◆ **What to work on**:
Please give every record below again exactly, and keep the pictures out.

==== Records provided

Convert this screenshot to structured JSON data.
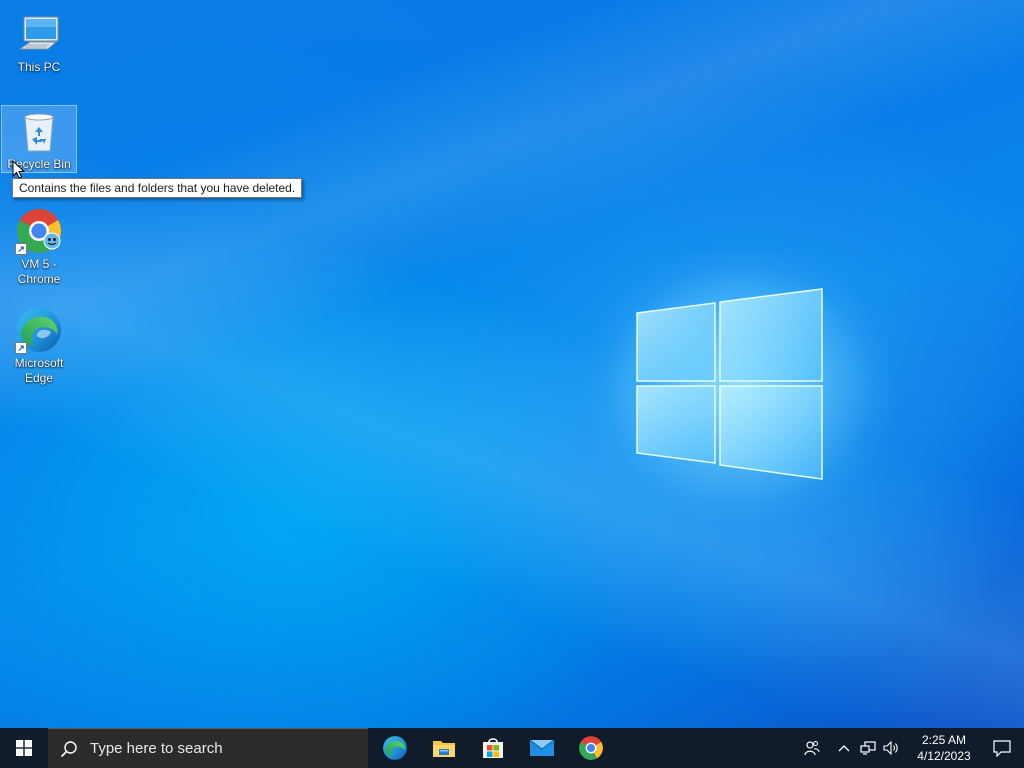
{
  "desktop": {
    "icons": [
      {
        "label": "This PC",
        "icon": "computer-icon"
      },
      {
        "label": "Recycle Bin",
        "icon": "recycle-bin-icon"
      },
      {
        "label": "VM 5 - Chrome",
        "icon": "chrome-icon"
      },
      {
        "label": "Microsoft Edge",
        "icon": "edge-icon"
      }
    ],
    "tooltip": "Contains the files and folders that you have deleted."
  },
  "taskbar": {
    "search_placeholder": "Type here to search",
    "pinned": [
      "edge-icon",
      "file-explorer-icon",
      "microsoft-store-icon",
      "mail-icon",
      "chrome-icon"
    ],
    "tray": [
      "people-icon",
      "chevron-up-icon",
      "network-icon",
      "volume-icon"
    ],
    "clock": {
      "time": "2:25 AM",
      "date": "4/12/2023"
    }
  },
  "colors": {
    "taskbar": "#101c2c",
    "search_box": "#2b2b2b",
    "accent": "#0078d7"
  }
}
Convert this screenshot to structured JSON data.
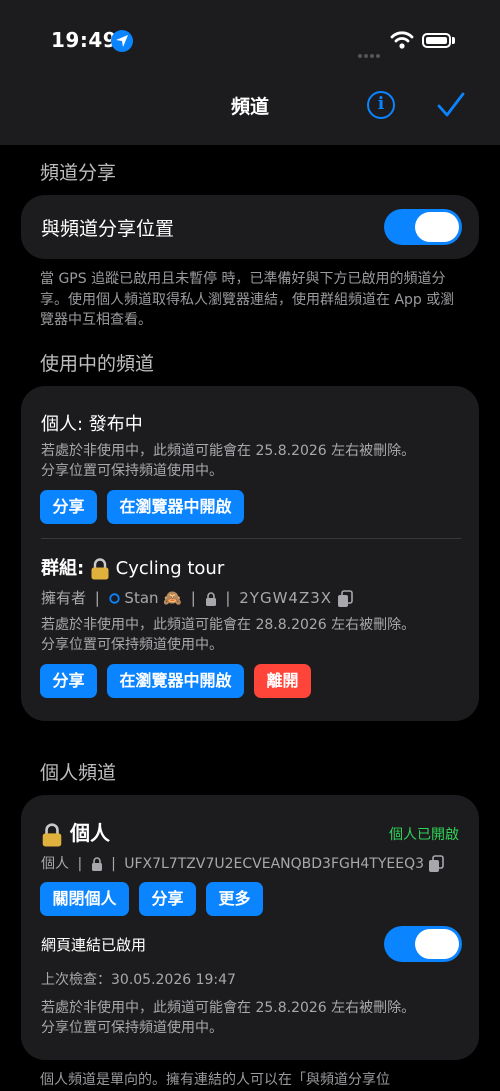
{
  "status_bar": {
    "time": "19:49"
  },
  "nav": {
    "title": "頻道"
  },
  "share_section": {
    "header": "頻道分享",
    "toggle_label": "與頻道分享位置",
    "toggle_on": true,
    "footer": "當 GPS 追蹤已啟用且未暫停 時，已準備好與下方已啟用的頻道分享。使用個人頻道取得私人瀏覽器連結，使用群組頻道在 App 或瀏覽器中互相查看。"
  },
  "active_section": {
    "header": "使用中的頻道",
    "personal": {
      "title": "個人: 發布中",
      "warning1": "若處於非使用中，此頻道可能會在 25.8.2026 左右被刪除。",
      "warning2": "分享位置可保持頻道使用中。",
      "share_label": "分享",
      "open_browser_label": "在瀏覽器中開啟"
    },
    "group": {
      "title_prefix": "群組:",
      "title_name": "Cycling tour",
      "owner_label": "擁有者",
      "sep": "|",
      "owner_name": "Stan",
      "owner_emoji": "🙈",
      "code": "2YGW4Z3X",
      "warning1": "若處於非使用中，此頻道可能會在 28.8.2026 左右被刪除。",
      "warning2": "分享位置可保持頻道使用中。",
      "share_label": "分享",
      "open_browser_label": "在瀏覽器中開啟",
      "leave_label": "離開"
    }
  },
  "personal_section": {
    "header": "個人頻道",
    "title": "個人",
    "status": "個人已開啟",
    "type_label": "個人",
    "sep": "|",
    "code": "UFX7L7TZV7U2ECVEANQBD3FGH4TYEEQ3",
    "close_label": "關閉個人",
    "share_label": "分享",
    "more_label": "更多",
    "weblink_label": "網頁連結已啟用",
    "weblink_on": true,
    "last_checked": "上次檢查：30.05.2026 19:47",
    "warning1": "若處於非使用中，此頻道可能會在 25.8.2026 左右被刪除。",
    "warning2": "分享位置可保持頻道使用中。",
    "footer": "個人頻道是單向的。擁有連結的人可以在「與頻道分享位"
  },
  "colors": {
    "accent": "#0a84ff",
    "danger": "#ff453a",
    "success": "#30d158",
    "card": "#1c1c1e"
  }
}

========

◆ **Result**:
Convert this screenshot to structured JSON data.
{
  "desktop": {
    "icons": [
      {
        "label": "This PC",
        "icon": "computer-icon"
      },
      {
        "label": "Recycle Bin",
        "icon": "recycle-bin-icon"
      },
      {
        "label": "VM 5 - Chrome",
        "icon": "chrome-icon"
      },
      {
        "label": "Microsoft Edge",
        "icon": "edge-icon"
      }
    ],
    "tooltip": "Contains the files and folders that you have deleted."
  },
  "taskbar": {
    "search_placeholder": "Type here to search",
    "pinned": [
      "edge-icon",
      "file-explorer-icon",
      "microsoft-store-icon",
      "mail-icon",
      "chrome-icon"
    ],
    "tray": [
      "people-icon",
      "chevron-up-icon",
      "network-icon",
      "volume-icon"
    ],
    "clock": {
      "time": "2:25 AM",
      "date": "4/12/2023"
    }
  },
  "colors": {
    "taskbar": "#101c2c",
    "search_box": "#2b2b2b",
    "accent": "#0078d7"
  }
}
Convert this screenshot to structured JSON data.
{
  "status_bar": {
    "time": "19:49"
  },
  "nav": {
    "title": "頻道"
  },
  "share_section": {
    "header": "頻道分享",
    "toggle_label": "與頻道分享位置",
    "toggle_on": true,
    "footer": "當 GPS 追蹤已啟用且未暫停 時，已準備好與下方已啟用的頻道分享。使用個人頻道取得私人瀏覽器連結，使用群組頻道在 App 或瀏覽器中互相查看。"
  },
  "active_section": {
    "header": "使用中的頻道",
    "personal": {
      "title": "個人: 發布中",
      "warning1": "若處於非使用中，此頻道可能會在 25.8.2026 左右被刪除。",
      "warning2": "分享位置可保持頻道使用中。",
      "share_label": "分享",
      "open_browser_label": "在瀏覽器中開啟"
    },
    "group": {
      "title_prefix": "群組:",
      "title_name": "Cycling tour",
      "owner_label": "擁有者",
      "sep": "|",
      "owner_name": "Stan",
      "owner_emoji": "🙈",
      "code": "2YGW4Z3X",
      "warning1": "若處於非使用中，此頻道可能會在 28.8.2026 左右被刪除。",
      "warning2": "分享位置可保持頻道使用中。",
      "share_label": "分享",
      "open_browser_label": "在瀏覽器中開啟",
      "leave_label": "離開"
    }
  },
  "personal_section": {
    "header": "個人頻道",
    "title": "個人",
    "status": "個人已開啟",
    "type_label": "個人",
    "sep": "|",
    "code": "UFX7L7TZV7U2ECVEANQBD3FGH4TYEEQ3",
    "close_label": "關閉個人",
    "share_label": "分享",
    "more_label": "更多",
    "weblink_label": "網頁連結已啟用",
    "weblink_on": true,
    "last_checked": "上次檢查：30.05.2026 19:47",
    "warning1": "若處於非使用中，此頻道可能會在 25.8.2026 左右被刪除。",
    "warning2": "分享位置可保持頻道使用中。",
    "footer": "個人頻道是單向的。擁有連結的人可以在「與頻道分享位"
  },
  "colors": {
    "accent": "#0a84ff",
    "danger": "#ff453a",
    "success": "#30d158",
    "card": "#1c1c1e"
  }
}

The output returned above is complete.